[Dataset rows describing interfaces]

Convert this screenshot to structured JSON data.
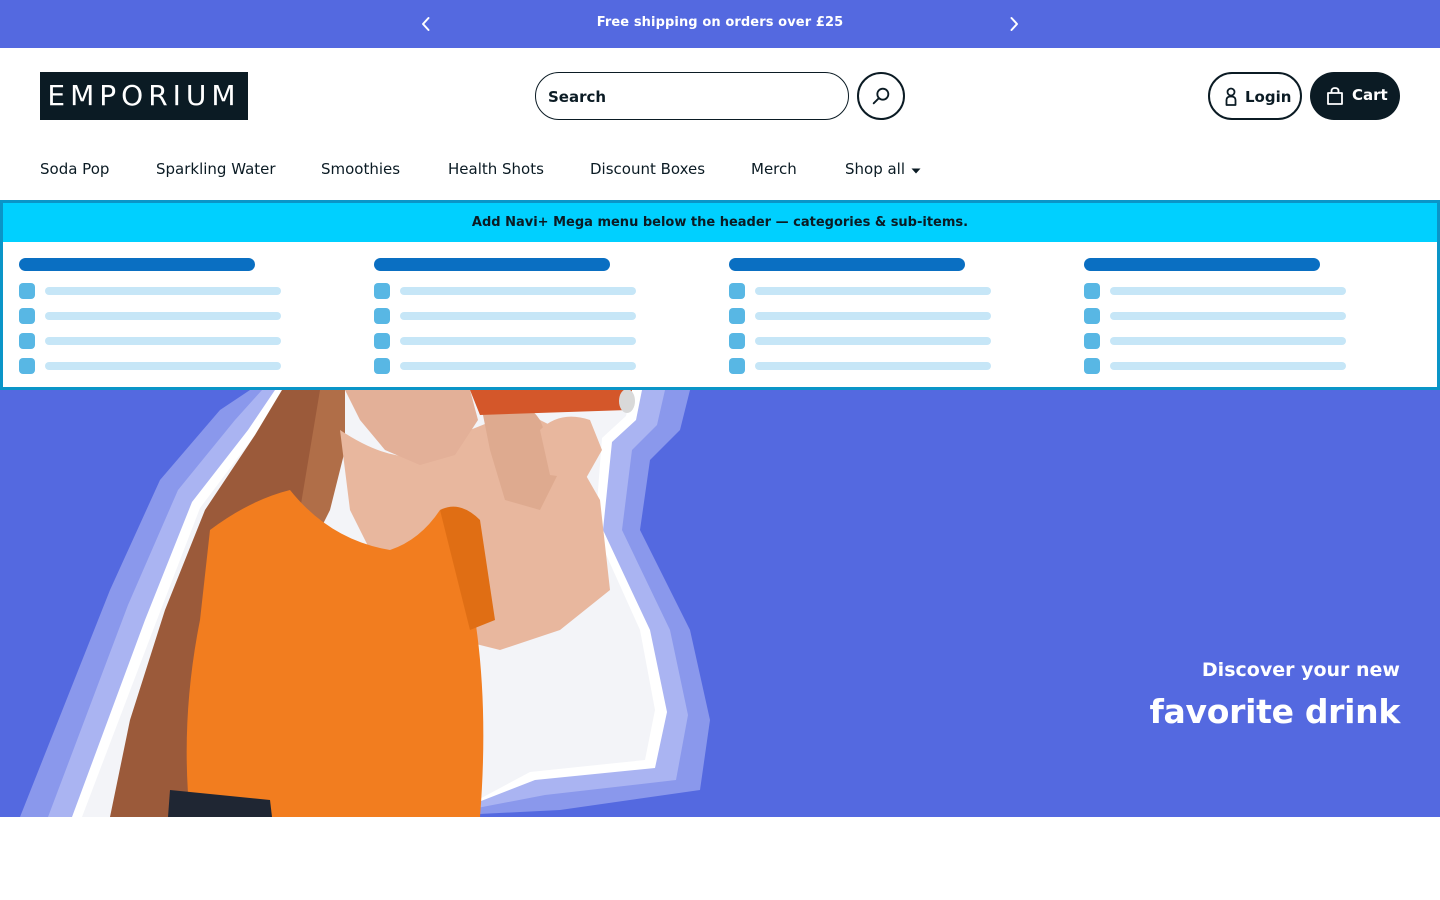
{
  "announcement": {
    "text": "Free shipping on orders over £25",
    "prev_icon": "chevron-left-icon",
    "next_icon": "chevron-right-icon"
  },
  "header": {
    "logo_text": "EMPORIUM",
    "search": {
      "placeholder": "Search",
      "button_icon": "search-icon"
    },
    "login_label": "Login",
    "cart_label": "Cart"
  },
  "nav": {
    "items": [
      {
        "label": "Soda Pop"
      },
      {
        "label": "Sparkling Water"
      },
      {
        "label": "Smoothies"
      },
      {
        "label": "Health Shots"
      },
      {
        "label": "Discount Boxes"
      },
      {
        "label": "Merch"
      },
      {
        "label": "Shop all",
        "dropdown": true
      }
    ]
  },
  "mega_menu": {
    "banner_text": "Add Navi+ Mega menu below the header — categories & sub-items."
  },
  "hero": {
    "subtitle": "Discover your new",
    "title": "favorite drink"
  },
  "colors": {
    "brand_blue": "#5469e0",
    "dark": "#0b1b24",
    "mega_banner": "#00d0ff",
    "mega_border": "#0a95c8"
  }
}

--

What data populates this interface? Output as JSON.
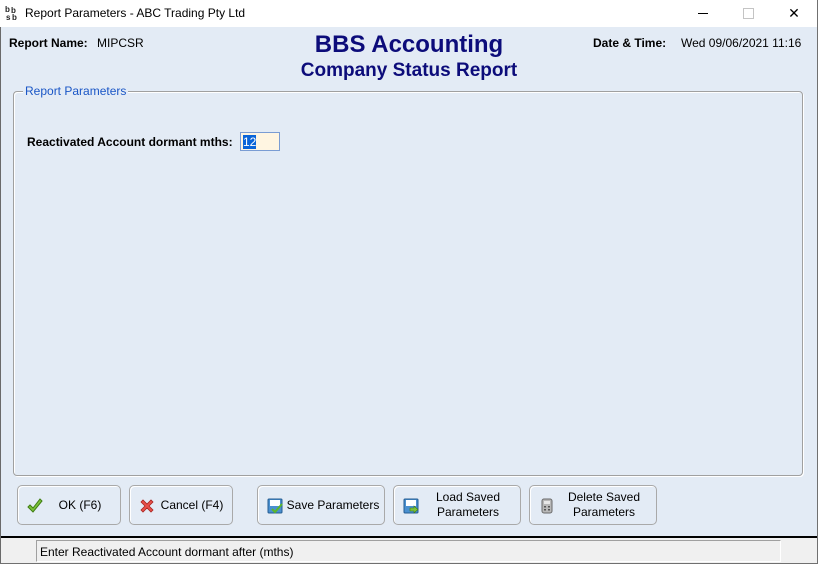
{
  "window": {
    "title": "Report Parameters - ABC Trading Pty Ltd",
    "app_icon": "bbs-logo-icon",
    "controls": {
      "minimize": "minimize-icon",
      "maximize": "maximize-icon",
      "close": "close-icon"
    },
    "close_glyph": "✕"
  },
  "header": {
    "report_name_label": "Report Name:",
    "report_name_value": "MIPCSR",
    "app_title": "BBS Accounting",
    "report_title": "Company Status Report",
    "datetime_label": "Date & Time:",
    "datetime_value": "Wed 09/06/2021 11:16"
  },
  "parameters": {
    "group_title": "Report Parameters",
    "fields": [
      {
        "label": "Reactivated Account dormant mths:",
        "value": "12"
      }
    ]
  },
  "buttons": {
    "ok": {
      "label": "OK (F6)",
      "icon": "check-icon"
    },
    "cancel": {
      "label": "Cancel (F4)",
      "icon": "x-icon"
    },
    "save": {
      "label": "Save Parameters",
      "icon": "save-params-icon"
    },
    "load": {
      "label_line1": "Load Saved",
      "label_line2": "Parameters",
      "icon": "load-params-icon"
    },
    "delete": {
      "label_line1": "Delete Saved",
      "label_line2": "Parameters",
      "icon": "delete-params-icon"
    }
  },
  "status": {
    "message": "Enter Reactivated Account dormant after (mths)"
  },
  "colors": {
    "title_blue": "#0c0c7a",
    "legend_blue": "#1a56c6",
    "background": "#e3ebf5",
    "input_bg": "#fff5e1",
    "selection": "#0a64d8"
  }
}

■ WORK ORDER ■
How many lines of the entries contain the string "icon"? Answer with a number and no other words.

■ EXERCISE SOLUTION ■
12